I worked for NEPA many decades ago. I was one of the young Nigerian engineers that completed the construction of Kainji Dam in the Borgu area. I thought Nigeria had ray of hope then, but ………. I must have been wrong. I even entertained working for NEPA on my return to Nigeria at one point (that point was many years ago!)

I have been in USA for well over four decades now, there has NEVER been power outage once, not even for one nano-second. I know many Nigerian engineers working for ComEdison, the giant power producer in USA. These highly talented professional engineers (from Nigeria!) make sure there is power supply to every home, appliance, etc 31,536,000seconds a year. Why can't Nigeria do the same? …Corruption, Lack of Government, Embezzlement, Unpatriotism, Egoism, Bigmanism, Who-cares attitude, Irresponsibility, and pure undiluted (concentrated) stupidity. Nigeria has more than enough resourses to provide electric power to every place, villa, home, shack, hut, … Ngeria. I know because I worked with NEPA before!!!!!!!! and I have monitored NEPA activities for years.

It seems to me that the ""common" citizens of Nigeria do not know how to demand their God-given entitlement. They tend to fear their so called leaders to much. Nigerian leaders somehow have a method of putting the spirit of fear into the common citizens. Nigerians in general fear their leaders more than they fear God.

I planned on visiting Nigeria for a month's vacation few years ago, I stayed for only three days due to lack of electricity and too much noise from everyone's generator ….. and I was even in a supposely high class government reserved community in Nigeria. My wife screamed when the light suddenly went out, my kids screamed and ran to daddy….. they thought the world had come to an end. We arrived in Nigeria on Saturday, attended a church service on Sunday morning, the Nigerian pastor said the world would end soon while preaching. So don't blame my family for screaming. If the world is going to end I would rather not be in Nigeria. Thank heavens we are still alive today in USA.

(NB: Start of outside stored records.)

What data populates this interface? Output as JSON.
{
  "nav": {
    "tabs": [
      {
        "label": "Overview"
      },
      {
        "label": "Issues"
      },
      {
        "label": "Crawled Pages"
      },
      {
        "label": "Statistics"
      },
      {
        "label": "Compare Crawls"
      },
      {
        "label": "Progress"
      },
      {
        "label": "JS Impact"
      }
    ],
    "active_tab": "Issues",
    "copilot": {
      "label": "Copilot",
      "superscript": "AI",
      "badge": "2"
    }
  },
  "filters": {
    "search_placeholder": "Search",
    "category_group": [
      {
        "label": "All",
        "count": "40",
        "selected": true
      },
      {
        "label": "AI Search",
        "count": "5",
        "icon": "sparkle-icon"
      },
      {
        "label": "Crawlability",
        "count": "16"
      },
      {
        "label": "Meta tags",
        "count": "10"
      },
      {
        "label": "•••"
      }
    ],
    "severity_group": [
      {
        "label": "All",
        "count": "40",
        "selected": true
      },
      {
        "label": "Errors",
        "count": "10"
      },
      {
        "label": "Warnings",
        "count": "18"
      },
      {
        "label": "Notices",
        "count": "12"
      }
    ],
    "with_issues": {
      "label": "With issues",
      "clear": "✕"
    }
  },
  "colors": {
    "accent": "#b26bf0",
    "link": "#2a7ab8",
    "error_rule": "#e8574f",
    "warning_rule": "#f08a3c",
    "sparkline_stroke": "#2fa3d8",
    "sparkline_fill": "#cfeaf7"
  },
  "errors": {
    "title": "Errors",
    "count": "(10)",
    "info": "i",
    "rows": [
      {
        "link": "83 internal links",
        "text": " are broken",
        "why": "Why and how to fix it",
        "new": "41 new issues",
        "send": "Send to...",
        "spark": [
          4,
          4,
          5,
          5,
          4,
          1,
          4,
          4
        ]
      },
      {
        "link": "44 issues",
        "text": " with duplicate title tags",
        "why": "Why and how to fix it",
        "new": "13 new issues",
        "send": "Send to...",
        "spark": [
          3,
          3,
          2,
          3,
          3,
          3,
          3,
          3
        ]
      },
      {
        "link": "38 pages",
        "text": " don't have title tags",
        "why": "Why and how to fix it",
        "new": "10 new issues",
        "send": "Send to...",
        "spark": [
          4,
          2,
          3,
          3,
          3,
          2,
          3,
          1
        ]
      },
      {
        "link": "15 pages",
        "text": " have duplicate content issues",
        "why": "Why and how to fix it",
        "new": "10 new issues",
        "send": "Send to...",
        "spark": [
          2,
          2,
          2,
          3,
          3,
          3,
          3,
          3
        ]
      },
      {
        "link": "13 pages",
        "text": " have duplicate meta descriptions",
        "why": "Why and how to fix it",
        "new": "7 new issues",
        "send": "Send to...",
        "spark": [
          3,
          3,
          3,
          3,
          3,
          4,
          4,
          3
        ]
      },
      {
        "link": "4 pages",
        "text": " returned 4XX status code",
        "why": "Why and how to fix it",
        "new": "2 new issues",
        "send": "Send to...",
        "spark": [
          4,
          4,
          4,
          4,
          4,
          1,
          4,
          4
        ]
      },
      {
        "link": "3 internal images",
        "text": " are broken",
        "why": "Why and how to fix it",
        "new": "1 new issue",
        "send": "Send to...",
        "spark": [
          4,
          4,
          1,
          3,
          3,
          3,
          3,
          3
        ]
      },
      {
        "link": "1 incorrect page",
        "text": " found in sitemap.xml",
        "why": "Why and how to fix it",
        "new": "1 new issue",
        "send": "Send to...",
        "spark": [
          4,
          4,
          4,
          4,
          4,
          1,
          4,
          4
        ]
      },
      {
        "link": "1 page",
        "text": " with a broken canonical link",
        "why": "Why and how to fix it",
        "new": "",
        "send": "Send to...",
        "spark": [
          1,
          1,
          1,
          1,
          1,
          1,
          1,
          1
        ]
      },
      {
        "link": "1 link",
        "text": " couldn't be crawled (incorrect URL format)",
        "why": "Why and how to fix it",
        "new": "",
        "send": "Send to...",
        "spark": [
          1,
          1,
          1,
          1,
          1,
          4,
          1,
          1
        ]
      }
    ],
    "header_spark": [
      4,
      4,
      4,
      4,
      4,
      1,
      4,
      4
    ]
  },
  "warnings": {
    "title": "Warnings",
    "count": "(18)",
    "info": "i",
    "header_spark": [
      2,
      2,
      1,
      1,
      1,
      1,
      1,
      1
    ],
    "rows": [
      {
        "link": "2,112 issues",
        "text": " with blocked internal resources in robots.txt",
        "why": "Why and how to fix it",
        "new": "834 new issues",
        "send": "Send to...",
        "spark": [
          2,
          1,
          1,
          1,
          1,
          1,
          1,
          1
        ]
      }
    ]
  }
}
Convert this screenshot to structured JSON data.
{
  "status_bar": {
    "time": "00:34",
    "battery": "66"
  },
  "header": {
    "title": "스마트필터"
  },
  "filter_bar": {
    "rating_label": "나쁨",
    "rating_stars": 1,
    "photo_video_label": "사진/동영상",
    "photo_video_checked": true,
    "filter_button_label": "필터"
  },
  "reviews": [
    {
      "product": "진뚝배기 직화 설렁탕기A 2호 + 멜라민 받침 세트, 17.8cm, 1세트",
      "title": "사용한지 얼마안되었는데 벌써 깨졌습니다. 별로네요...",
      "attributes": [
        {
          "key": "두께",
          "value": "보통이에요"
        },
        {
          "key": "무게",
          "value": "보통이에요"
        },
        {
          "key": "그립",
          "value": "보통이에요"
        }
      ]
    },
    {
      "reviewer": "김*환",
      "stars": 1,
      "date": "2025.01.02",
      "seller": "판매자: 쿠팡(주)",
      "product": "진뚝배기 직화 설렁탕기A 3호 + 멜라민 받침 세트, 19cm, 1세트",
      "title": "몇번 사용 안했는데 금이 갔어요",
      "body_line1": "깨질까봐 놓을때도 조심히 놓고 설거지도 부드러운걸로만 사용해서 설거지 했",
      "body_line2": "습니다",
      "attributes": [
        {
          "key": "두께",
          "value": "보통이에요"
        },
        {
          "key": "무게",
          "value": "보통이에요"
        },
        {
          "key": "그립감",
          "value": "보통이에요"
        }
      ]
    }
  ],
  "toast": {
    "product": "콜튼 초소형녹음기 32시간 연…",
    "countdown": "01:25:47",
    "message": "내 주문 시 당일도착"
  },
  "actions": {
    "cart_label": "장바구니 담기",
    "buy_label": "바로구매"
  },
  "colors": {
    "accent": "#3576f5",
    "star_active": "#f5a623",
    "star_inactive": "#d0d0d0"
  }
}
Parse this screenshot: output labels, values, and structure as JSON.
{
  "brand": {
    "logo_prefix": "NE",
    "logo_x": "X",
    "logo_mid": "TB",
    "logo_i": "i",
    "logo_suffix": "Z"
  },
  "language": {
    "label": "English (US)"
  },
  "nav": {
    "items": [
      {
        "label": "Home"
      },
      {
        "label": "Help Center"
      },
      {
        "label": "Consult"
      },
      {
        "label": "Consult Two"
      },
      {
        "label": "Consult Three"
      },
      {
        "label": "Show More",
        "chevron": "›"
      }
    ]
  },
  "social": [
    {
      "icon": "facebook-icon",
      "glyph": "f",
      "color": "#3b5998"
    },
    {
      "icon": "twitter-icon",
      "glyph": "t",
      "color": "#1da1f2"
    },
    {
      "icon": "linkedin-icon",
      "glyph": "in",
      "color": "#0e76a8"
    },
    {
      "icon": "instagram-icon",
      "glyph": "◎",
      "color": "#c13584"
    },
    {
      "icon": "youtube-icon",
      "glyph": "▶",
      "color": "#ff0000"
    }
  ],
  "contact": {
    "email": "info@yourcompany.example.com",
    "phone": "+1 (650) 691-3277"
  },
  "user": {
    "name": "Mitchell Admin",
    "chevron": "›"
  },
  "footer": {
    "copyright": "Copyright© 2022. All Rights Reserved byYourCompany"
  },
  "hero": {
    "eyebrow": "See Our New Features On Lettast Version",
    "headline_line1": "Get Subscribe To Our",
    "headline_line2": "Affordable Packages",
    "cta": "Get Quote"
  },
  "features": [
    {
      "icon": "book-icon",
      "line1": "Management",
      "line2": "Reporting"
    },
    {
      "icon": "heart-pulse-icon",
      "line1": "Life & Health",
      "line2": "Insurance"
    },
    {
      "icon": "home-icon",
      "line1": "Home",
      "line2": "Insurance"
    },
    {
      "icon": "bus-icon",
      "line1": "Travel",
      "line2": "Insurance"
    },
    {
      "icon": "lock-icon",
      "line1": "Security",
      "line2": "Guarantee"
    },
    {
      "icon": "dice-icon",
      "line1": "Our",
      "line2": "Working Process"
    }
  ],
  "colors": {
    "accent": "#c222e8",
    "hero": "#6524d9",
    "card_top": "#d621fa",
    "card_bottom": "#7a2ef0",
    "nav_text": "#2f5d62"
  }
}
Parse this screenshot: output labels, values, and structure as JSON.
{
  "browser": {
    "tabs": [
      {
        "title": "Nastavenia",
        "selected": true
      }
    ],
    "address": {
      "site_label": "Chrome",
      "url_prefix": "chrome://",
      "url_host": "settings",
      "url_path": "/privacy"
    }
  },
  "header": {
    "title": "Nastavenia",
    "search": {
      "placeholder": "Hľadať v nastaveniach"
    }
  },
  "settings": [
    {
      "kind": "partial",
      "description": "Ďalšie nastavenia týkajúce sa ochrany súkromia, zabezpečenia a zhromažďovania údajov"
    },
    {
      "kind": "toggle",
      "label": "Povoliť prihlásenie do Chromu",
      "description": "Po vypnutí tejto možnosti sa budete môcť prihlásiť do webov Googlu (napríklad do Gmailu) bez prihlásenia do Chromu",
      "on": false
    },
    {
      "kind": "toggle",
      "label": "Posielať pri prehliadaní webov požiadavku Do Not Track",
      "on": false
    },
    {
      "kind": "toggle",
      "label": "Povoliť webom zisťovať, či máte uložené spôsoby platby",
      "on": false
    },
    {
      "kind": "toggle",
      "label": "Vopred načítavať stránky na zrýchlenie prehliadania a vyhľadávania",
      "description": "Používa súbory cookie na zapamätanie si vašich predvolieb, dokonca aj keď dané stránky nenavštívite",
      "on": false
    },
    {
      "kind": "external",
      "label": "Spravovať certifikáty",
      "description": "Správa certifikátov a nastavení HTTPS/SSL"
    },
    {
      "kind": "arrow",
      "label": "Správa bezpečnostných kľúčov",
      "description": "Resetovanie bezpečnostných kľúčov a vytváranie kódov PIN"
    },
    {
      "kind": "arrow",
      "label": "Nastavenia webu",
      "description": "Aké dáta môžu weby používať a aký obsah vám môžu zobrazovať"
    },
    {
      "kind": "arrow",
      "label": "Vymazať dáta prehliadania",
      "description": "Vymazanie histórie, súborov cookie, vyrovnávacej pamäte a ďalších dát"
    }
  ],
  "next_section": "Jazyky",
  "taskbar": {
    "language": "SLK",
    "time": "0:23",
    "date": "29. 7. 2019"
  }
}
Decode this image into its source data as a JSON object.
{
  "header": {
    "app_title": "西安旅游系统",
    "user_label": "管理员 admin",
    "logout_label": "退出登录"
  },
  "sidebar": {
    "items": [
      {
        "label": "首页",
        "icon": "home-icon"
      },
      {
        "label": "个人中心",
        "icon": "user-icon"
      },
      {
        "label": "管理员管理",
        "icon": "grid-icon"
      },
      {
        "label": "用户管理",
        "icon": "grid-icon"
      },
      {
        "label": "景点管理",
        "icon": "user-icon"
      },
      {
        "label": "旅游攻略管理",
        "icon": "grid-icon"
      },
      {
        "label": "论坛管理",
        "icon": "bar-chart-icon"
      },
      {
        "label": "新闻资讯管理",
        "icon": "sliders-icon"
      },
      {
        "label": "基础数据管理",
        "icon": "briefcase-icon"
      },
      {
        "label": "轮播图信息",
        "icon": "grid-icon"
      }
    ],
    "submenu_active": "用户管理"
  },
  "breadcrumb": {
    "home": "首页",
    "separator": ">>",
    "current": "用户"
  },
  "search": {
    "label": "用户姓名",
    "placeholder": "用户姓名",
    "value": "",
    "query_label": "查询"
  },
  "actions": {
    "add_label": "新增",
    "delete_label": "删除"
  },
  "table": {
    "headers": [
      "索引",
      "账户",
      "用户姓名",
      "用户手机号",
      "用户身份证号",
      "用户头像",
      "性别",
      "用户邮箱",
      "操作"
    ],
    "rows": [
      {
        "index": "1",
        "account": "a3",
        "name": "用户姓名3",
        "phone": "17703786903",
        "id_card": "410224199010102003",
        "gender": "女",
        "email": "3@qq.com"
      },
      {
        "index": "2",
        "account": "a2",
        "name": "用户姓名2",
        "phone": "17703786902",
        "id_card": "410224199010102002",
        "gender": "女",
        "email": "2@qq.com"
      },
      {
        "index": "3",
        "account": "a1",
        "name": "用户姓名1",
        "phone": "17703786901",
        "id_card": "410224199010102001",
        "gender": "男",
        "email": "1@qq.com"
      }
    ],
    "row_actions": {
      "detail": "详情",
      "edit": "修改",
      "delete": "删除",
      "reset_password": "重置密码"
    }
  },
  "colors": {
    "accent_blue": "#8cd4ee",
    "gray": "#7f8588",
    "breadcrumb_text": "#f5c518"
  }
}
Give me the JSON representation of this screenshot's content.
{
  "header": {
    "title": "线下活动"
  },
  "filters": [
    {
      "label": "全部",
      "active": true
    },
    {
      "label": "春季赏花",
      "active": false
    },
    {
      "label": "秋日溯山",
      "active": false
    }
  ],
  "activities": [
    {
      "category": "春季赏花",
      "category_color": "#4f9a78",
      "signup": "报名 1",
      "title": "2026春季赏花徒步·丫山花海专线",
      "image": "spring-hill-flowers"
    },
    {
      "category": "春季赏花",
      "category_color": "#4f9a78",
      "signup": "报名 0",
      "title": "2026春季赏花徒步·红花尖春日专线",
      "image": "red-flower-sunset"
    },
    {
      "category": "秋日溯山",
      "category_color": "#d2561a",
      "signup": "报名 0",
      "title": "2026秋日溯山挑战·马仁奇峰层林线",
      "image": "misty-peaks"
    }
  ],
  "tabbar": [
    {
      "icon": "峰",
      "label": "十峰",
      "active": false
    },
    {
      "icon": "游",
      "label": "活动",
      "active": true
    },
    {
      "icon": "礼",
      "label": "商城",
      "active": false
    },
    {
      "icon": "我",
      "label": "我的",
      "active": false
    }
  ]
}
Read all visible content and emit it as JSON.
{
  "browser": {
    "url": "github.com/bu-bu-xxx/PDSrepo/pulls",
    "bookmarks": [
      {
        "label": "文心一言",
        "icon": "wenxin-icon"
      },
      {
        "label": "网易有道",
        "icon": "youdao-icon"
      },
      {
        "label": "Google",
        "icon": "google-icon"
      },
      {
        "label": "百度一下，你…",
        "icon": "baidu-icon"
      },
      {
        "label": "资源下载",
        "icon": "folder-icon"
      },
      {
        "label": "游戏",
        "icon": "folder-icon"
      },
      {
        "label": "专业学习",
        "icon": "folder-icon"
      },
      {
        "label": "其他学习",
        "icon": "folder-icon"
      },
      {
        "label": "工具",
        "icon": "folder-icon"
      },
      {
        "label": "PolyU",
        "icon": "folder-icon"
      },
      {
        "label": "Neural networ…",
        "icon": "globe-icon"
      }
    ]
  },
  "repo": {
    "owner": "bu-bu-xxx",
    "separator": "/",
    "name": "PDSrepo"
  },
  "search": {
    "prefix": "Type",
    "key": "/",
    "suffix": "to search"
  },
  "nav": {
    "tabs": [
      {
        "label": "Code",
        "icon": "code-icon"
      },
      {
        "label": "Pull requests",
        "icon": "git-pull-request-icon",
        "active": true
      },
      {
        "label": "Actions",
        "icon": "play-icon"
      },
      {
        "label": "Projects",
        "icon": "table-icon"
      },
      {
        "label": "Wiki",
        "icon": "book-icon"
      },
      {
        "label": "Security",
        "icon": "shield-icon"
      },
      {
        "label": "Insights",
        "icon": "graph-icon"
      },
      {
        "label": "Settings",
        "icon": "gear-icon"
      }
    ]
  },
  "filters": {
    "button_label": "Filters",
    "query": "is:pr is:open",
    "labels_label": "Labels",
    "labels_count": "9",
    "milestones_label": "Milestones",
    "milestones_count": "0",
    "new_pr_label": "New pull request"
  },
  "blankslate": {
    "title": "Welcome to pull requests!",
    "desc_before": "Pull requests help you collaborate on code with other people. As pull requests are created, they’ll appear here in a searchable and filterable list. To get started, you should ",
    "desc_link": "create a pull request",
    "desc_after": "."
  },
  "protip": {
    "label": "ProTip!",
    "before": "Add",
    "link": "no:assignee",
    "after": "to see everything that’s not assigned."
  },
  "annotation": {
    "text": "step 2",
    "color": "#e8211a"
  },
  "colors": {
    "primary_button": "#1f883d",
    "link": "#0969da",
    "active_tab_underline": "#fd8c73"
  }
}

It is amazing to me that Nigeria is yet full of intellectuals, engineers, doctors, teachers, accountants, patriotic citizens (the common people ONLY), etc. I tend to blame Nigerians more than I bllame the government of Nigeria. Nigerians elected them to the position and retained them in the positions. Therefore there is no one else to blame but the electorates. What else do you expect from those who have forcibly ruled you, stole your money, raped your women and daughters, murdered your fathers and brothers, then you turned around and elected them into offices and positions of power????

It is a great shame that Nigeria has gone down the drain ipso facto. Again please accept my sympathy that Nigerians lack leadership in all forms —- in federal government, state government, local government, quasi-government, government corporations, government ministries, etc.

Long live Nigeria, a dark giant in the dark continent.


Leave a Comment